    0.13: How to Start--Case 2


    Meet Another Well Elder, Mrs. Wright

    Mrs. Sylvia Wright is an 80-year-old, widowed, African American, retired high school teacher who shares her suburban home with her 58-year-old daughter and two adult grandchildren. Mrs. Wright and her husband moved to this area when they were first married because her husband, a skilled electrician, got a government job here. He died 30 years ago after suffering a stroke. Because her daughter works long hours in her job as an accountant, Mrs. Wright is the primary person responsible for cleaning the house and cooking. She is active in her church and enjoys attending programs at her local senior center. Her son, who is a physician and lives six hours away, calls his mother weekly. He has been concerned that his mother may be developing some memory impairment as she recently set off the smoke alarm by leaving a pan unattended on the stove. Mrs. Wright’s daughter and grandchildren are also concerned about her. While Mrs. Wright denies any health problems, she is prescribed 60 mg of long-acting nifedipine once daily for hypertension.
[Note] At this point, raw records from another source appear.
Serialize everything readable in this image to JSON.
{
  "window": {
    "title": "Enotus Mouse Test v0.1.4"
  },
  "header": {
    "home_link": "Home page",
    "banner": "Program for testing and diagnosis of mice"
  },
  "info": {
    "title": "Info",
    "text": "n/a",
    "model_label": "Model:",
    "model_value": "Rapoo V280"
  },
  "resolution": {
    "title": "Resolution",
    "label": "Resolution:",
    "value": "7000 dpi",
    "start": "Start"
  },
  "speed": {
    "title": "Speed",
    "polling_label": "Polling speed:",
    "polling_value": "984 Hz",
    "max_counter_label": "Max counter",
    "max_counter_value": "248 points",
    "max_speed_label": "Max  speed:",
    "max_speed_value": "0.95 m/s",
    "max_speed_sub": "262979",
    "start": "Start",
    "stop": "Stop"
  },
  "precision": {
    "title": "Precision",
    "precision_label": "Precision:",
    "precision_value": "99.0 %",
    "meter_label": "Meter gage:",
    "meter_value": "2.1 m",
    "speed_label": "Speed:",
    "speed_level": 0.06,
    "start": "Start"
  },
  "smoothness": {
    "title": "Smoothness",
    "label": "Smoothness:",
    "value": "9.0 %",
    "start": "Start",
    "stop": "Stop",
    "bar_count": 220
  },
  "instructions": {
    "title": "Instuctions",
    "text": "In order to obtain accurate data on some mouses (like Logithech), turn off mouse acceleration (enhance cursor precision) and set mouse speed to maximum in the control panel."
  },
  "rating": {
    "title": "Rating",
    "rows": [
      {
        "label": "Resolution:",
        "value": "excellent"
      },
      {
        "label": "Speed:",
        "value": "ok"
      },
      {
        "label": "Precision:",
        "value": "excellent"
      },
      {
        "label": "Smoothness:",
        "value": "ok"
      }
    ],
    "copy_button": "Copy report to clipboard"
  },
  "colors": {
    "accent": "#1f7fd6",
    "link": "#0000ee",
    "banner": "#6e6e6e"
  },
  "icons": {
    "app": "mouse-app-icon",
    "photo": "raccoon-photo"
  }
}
She reports that she sometimes “stretches” the prescription out, “because it is expensive and I pay for my medications.” She purchases various nonprescription medications for the “arthritis” pain she sometimes experiences in her knees and hands and to treat constipation. She says her feet sometime “swell” when she stands for long periods of time. Mrs. Wright visits her doctor who works in an HMO once every three months. She can afford these visits because her modest retirement pension includes health benefits that pay for doctor visits but not for medications. Her assets otherwise are her Social Security benefits and Medicare. A small nest-egg of savings inherited from her husband was used to help the grandchildren who live with her through college. She says, “My teeth are in pretty good shape. I notice a little bleeding sometimes when I brush my teeth and, of course, I have had bad breath for years”. For religious reasons, Mrs. Wright is a nonsmoker and does not drink alcoholic beverages.

    0.14: Reflection on Two Cases


    Consider the two preceding cases: identify the issues that might be of concern to you as a practitioner seeing these individuals for the first time.


    After you finish reflecting on these cases, move on the course content. Use the links in the “Main Menu” on your left to choose an appropriate module.


Module 0: Introduction
0.1 Welcome to the UCSF…